Milking Before Dawn
In the drifting rain the cows in the yard are as black
And wet and shiny as rocks in an ebbing tide
But they smell of the soil, as leaves lying under trees
Smell of the soil, damp and steaming, warm.
The shed is an island of light and warmth, the night
Was water-cold and starless out in the paddock.
Crouched on the stool, hearing only the beat
The monotonous heat and hiss of the smooth machines,
The choking gasp of the cups and rattle of hooves,
How easy to fall asleep again, to think
Of the man in the city asleep; he does not feel
The night encircle him, the grasp of mud.
But now the hills in the east return, are soft
And grey with mist, the night recedes, and the
The earth as it turns towards the sun is young.
Again, renewed, its history wiped away
Like the tears of a child. Can the earth be young again
And not the heart? Let the man in the city sleep.
Ruth Dallas Collected Poems 15
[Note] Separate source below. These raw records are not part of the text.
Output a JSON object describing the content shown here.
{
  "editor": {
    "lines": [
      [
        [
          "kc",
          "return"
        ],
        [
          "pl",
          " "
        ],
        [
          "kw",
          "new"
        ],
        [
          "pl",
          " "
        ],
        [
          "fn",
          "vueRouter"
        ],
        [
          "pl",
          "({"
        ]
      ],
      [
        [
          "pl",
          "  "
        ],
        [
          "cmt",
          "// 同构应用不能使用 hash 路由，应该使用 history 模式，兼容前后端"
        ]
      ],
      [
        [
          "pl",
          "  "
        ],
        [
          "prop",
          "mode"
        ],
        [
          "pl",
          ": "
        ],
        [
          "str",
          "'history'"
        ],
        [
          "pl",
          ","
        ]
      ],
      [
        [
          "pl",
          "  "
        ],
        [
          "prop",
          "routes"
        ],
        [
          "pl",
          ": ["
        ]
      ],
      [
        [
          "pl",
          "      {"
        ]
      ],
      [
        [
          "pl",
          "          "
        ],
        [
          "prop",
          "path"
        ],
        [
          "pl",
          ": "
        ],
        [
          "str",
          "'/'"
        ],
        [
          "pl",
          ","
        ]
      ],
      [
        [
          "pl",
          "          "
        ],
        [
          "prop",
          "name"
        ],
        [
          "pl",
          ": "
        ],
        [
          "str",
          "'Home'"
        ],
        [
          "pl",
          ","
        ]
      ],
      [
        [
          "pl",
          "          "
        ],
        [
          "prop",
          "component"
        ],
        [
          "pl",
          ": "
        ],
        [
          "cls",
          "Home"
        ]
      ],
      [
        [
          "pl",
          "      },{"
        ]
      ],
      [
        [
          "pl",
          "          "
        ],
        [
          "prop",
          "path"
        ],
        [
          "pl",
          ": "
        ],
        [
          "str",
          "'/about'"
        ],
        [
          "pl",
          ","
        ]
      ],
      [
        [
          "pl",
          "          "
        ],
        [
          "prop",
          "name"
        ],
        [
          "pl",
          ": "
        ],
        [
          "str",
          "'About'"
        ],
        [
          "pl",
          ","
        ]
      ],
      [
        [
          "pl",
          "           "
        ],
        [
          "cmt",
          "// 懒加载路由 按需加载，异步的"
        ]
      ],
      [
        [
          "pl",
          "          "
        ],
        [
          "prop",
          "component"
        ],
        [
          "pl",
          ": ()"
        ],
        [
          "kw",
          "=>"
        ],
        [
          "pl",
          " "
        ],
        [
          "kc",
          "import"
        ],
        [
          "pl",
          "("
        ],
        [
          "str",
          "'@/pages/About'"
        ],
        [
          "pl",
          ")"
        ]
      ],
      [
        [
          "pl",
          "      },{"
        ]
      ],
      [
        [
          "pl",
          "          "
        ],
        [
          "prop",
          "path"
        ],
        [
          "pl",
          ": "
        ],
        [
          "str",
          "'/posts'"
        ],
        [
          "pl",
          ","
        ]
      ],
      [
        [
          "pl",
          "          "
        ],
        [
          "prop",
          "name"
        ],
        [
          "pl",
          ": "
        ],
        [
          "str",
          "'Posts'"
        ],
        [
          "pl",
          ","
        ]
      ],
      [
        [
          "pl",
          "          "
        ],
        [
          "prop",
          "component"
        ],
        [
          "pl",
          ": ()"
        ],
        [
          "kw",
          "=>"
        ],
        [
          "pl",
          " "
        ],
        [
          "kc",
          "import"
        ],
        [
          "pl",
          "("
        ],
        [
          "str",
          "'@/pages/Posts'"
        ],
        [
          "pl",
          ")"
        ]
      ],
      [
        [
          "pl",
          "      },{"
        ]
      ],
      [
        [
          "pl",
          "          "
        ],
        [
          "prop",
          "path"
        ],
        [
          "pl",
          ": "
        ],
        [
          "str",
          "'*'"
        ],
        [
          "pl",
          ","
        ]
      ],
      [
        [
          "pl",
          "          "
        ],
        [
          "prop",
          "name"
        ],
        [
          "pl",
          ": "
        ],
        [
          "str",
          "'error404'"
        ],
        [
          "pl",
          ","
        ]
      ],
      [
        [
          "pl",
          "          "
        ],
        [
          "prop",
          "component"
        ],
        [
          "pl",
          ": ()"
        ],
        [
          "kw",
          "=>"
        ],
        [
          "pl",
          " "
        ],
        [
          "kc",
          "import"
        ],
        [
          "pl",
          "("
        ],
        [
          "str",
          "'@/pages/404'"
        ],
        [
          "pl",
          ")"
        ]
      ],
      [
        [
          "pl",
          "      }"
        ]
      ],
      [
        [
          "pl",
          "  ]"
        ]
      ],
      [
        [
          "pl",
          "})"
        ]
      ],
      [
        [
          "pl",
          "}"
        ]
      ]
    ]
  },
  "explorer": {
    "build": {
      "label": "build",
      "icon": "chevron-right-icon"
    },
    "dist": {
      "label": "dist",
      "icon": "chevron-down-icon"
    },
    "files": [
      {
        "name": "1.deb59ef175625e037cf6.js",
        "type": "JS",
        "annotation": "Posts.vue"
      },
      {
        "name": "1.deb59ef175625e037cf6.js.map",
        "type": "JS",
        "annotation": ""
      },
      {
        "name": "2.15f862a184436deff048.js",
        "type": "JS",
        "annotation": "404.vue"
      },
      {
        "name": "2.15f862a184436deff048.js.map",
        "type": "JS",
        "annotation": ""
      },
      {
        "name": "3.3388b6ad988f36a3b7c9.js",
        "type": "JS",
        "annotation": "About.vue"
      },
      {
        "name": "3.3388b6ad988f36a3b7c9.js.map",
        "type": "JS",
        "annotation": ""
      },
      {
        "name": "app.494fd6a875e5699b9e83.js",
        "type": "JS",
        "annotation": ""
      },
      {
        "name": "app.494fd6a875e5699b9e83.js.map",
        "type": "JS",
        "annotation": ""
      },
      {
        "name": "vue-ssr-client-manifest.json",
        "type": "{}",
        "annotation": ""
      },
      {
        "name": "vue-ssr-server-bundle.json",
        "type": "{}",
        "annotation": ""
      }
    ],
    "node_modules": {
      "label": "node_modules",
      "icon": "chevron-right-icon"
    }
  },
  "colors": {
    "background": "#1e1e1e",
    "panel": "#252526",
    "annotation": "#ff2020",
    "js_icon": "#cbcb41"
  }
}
Not only is this a fine poem, it is one for which I have a deep affection for as it is the first New Zealand one I ever taught. A rookie teacher at Morrinsville College in the Waikato, dairy heartland, I had trouble establishing rapport with a low ability fourth form English class. Many students came from dairy farms, often, share-milker’s children who’d worked in the shed before catching the bus to school. Poems from the Old Country, smugglers and highwaymen, daffodils and swallows were not their glass of milk. One of the first books I’d bought on leaving university was Chapman and Bennett’s anthology of New Zealand poems, well-thumbed from the start. I’d loved Milking Before Dawn and decided to risk sharing it with this class. I handed out copies of the poem and had hardly finished reading the poem aloud when a boy excitedly said ‘it’s just like it is, sir. People in the city don’t know what they’re missing.’ A gusher from the first well – a teacher’s satisfaction, plus pleasure at the common currency between the Deep South poet and cow cocky territory. The poem’s intoxicating tone wiped away the boy’s knowledge of the hard slog in the shed. The age-old myth about the morning’s renewing freshness proved captivating and the ensuring discussion was lively. The image of cows as wet rocks led to a heated debate, quickly sorting those with imaginative minds and those of a more realistic bent. To top it all off, through the windows we could see the distant Kaimai range half-shrouded in the clinging wisps of mist that follows summer rain. Would that all lessons went as well. That one shaped a career. Thank you Ruth Dallas. Down the years this poem and others of hers have provided stimulation and solace to me.